**PROBLEM TO SOLVE:** Only the pictures are to be dropped; return all other data below exactly.

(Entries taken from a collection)
.....
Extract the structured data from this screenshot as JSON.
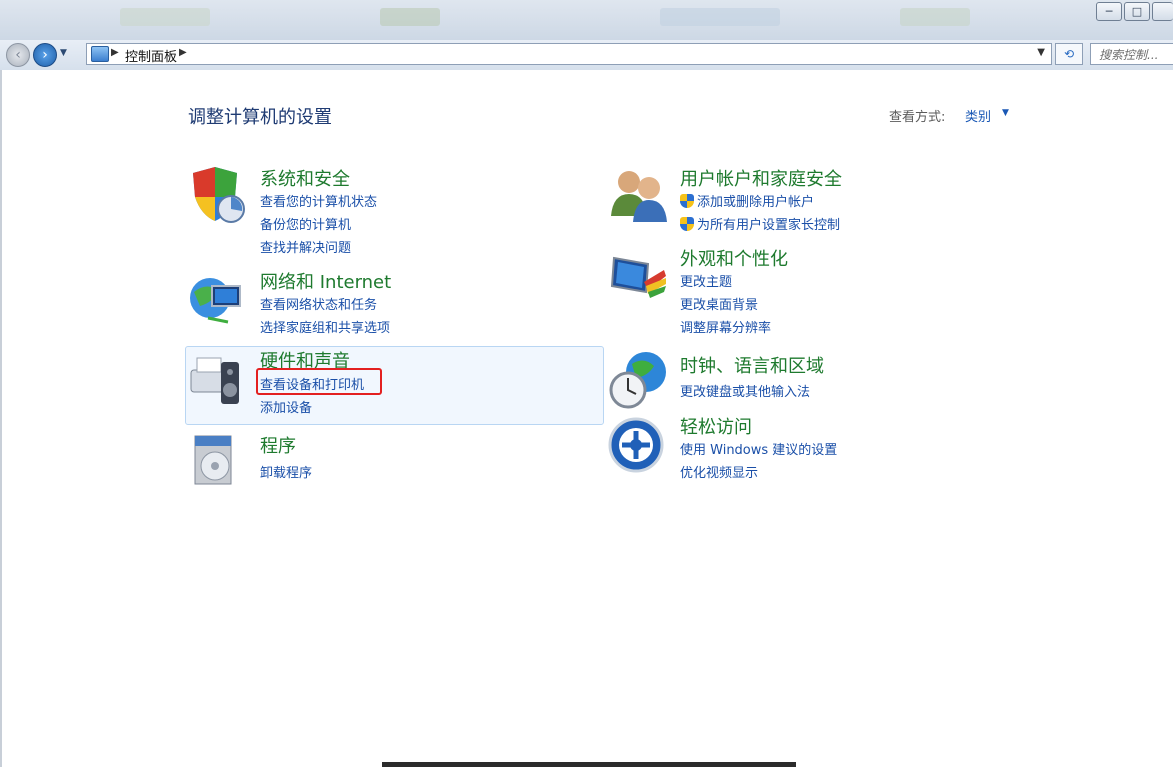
{
  "window": {
    "minimize_glyph": "─",
    "maximize_glyph": "□"
  },
  "navigation": {
    "back_icon": "‹",
    "forward_icon": "›",
    "breadcrumb": [
      "控制面板"
    ],
    "search_placeholder": "搜索控制..."
  },
  "header": {
    "title": "调整计算机的设置",
    "view_by_label": "查看方式:",
    "view_by_value": "类别"
  },
  "categories": [
    {
      "title": "系统和安全",
      "icon": "shield-icon",
      "links": [
        "查看您的计算机状态",
        "备份您的计算机",
        "查找并解决问题"
      ]
    },
    {
      "title": "网络和 Internet",
      "icon": "network-globe-icon",
      "links": [
        "查看网络状态和任务",
        "选择家庭组和共享选项"
      ]
    },
    {
      "title": "硬件和声音",
      "icon": "printer-speaker-icon",
      "links": [
        "查看设备和打印机",
        "添加设备"
      ]
    },
    {
      "title": "程序",
      "icon": "programs-disc-icon",
      "links": [
        "卸载程序"
      ]
    },
    {
      "title": "用户帐户和家庭安全",
      "icon": "users-icon",
      "links": [
        "添加或删除用户帐户",
        "为所有用户设置家长控制"
      ]
    },
    {
      "title": "外观和个性化",
      "icon": "monitor-palette-icon",
      "links": [
        "更改主题",
        "更改桌面背景",
        "调整屏幕分辨率"
      ]
    },
    {
      "title": "时钟、语言和区域",
      "icon": "clock-globe-icon",
      "links": [
        "更改键盘或其他输入法"
      ]
    },
    {
      "title": "轻松访问",
      "icon": "ease-of-access-icon",
      "links": [
        "使用 Windows 建议的设置",
        "优化视频显示"
      ]
    }
  ],
  "colors": {
    "category_title": "#1e7a2e",
    "link": "#1a4fa8",
    "highlight_border": "#e32020"
  }
}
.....
**FINAL ANSWER:**
Extract the structured data from this screenshot as JSON.
{
  "window": {
    "minimize_glyph": "─",
    "maximize_glyph": "□"
  },
  "navigation": {
    "back_icon": "‹",
    "forward_icon": "›",
    "breadcrumb": [
      "控制面板"
    ],
    "search_placeholder": "搜索控制..."
  },
  "header": {
    "title": "调整计算机的设置",
    "view_by_label": "查看方式:",
    "view_by_value": "类别"
  },
  "categories": [
    {
      "title": "系统和安全",
      "icon": "shield-icon",
      "links": [
        "查看您的计算机状态",
        "备份您的计算机",
        "查找并解决问题"
      ]
    },
    {
      "title": "网络和 Internet",
      "icon": "network-globe-icon",
      "links": [
        "查看网络状态和任务",
        "选择家庭组和共享选项"
      ]
    },
    {
      "title": "硬件和声音",
      "icon": "printer-speaker-icon",
      "links": [
        "查看设备和打印机",
        "添加设备"
      ]
    },
    {
      "title": "程序",
      "icon": "programs-disc-icon",
      "links": [
        "卸载程序"
      ]
    },
    {
      "title": "用户帐户和家庭安全",
      "icon": "users-icon",
      "links": [
        "添加或删除用户帐户",
        "为所有用户设置家长控制"
      ]
    },
    {
      "title": "外观和个性化",
      "icon": "monitor-palette-icon",
      "links": [
        "更改主题",
        "更改桌面背景",
        "调整屏幕分辨率"
      ]
    },
    {
      "title": "时钟、语言和区域",
      "icon": "clock-globe-icon",
      "links": [
        "更改键盘或其他输入法"
      ]
    },
    {
      "title": "轻松访问",
      "icon": "ease-of-access-icon",
      "links": [
        "使用 Windows 建议的设置",
        "优化视频显示"
      ]
    }
  ],
  "colors": {
    "category_title": "#1e7a2e",
    "link": "#1a4fa8",
    "highlight_border": "#e32020"
  }
}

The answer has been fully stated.